Establish a program of Enabling Technology Centers. [They propose 15 x 10yr=
x 10M/yr][

The Committee recommends establishment of centers of excellence
in computer science and engineering applied to particular applications
of information and communications technology. These Enabling
Technology Centers (ETCs), located at university and/or Federal
research institutes, will provide an integrated environment for
academia, industry, and Government to focus on the application of
next-generation IT to important national problems. There is a wide
variety of applications domains where information and
communications technologies could make a difference, including:
computational science and engineering; health care; delivery of
Government services/Digital Government; crisis management;
environmental monitoring; life-long learning; law enforcement and
public safety; arts, culture, and the humanities; intelligent
transportation systems; improving the quality of life for persons with
disabilities; and distributed work (e.g. telecommuting, collaboration
by geographically distributed teams).

[Now *someone* just won a major bureaucratic war here... doesn't this sound
a little inconsistent with the ringing endorsement of DARPA a while back?]

Designate NSF as the lead Federal agency to coordinate
information technology research.

Designate the NSF to serve as the lead organization for coordinating
information technology research within the Federal Government. This
may require institutional innovations internal to the NSF to ensure
that NSF is responsible for de=DEning and coordinating a broad range of
modes of research support, such as centers of diverse sizes and
multiple-investigator projects with longer terms.

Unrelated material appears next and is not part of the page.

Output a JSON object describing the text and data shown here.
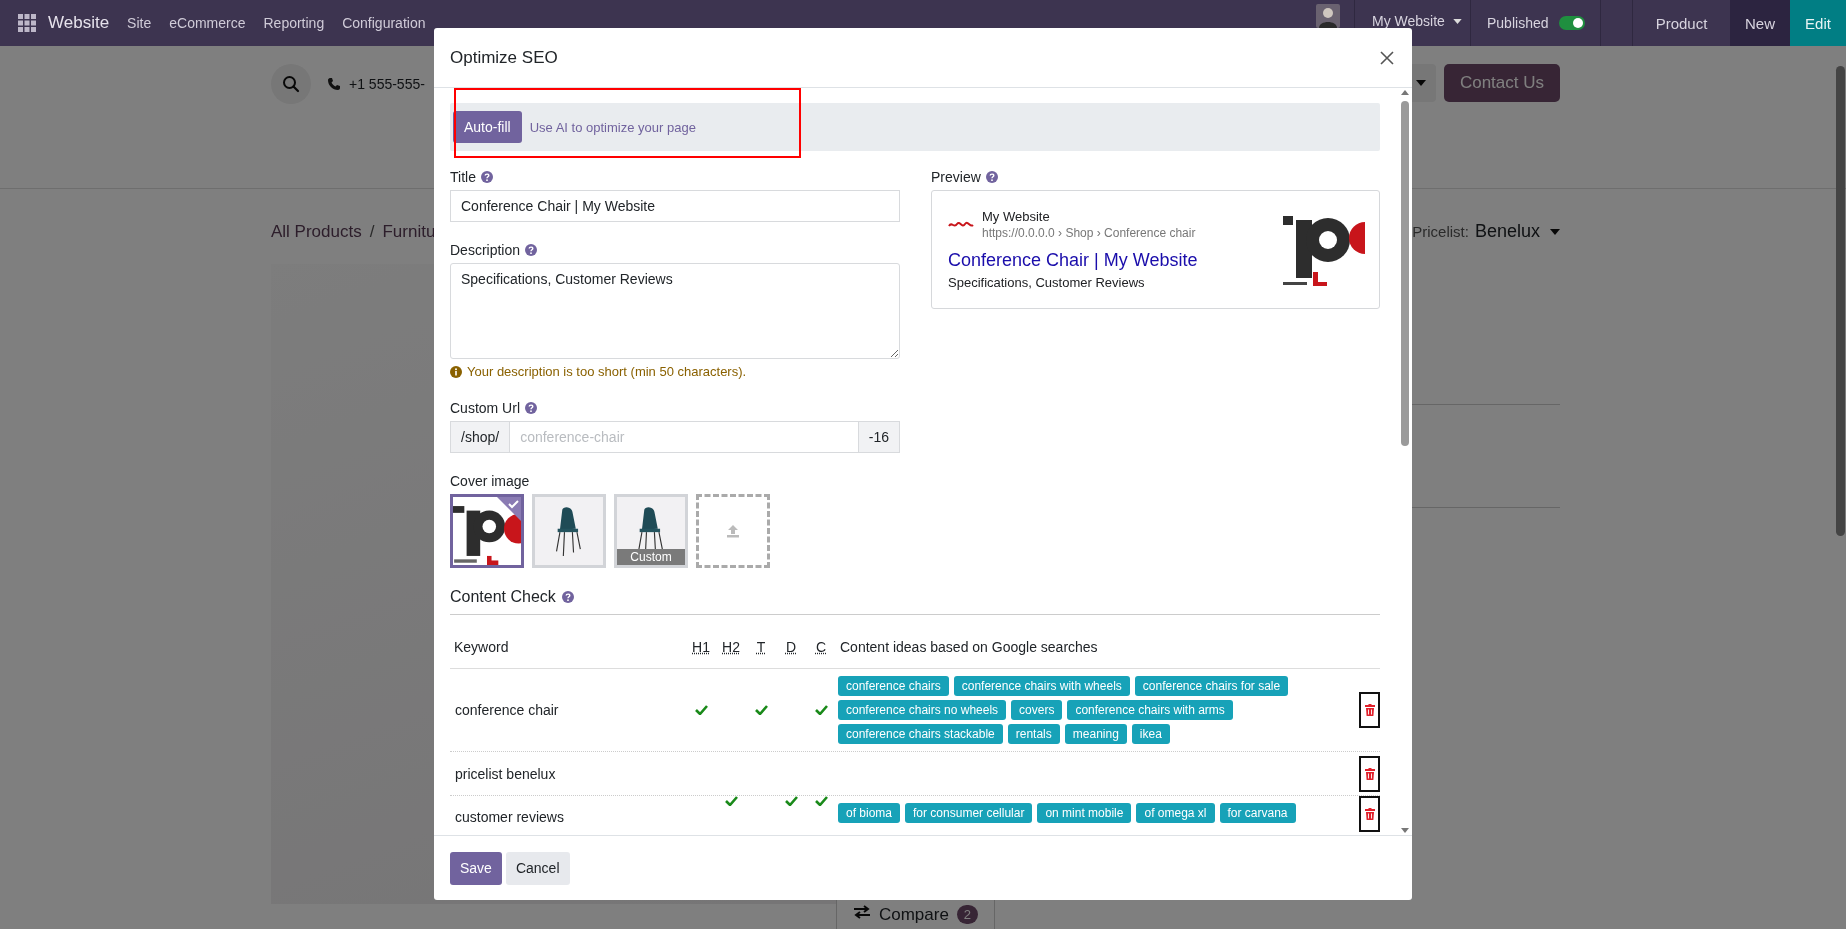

Roughly half of the
proposed budget increases for information technology should go to
NSF with the rest allocated to other research support agencies. The
majority of the NSF increase should go to the new modes of funding;
the rest should go to the traditional style programs within Computer
and Information Science and Engineering, expanded as appropriate to
projects of larger size and longer duration.

[But the reality is that NSF is much easier to support politically than a 1=
Defense-centric and 2)elitist program that concentrates the wealth (still)
on only a few institutions and Congressional districts]

[Finally, their answer for better oversight is not "more talented program
managers" or
"a central clearinghouse", but more layers:]

Expand the current coordination mechanisms used for HPCC and
NGI=8Ba Federal coordination committee with staff from a national
coordination office and topical working groups, with oversight by a
Presidential advisory committee=8Bto the entire information
technology research endeavor.

[The conclusion points to a report that I'm going to read next.
The other really fun publication this year was a CSTB report on the
Evolution of Untethered Communications:
http://www.nap.edu/readingroom/books/evolution/ ]

The initiatives presented in this report reinforce the recommendations
made in the Brooks-Sutherland report Evolving the High
Performance Computing and Communications Initiative to Support
the Nation=B9s Information Infrastructure.

[Once more, "evolution" shows up. I really want to see more principled
treatment of what it means to "evolve" a sociotechnical artifact, anyway...
good thing the CORPS theorists are the next door down. I really do think
there's a landmark evolution-of-IT paper to be written.]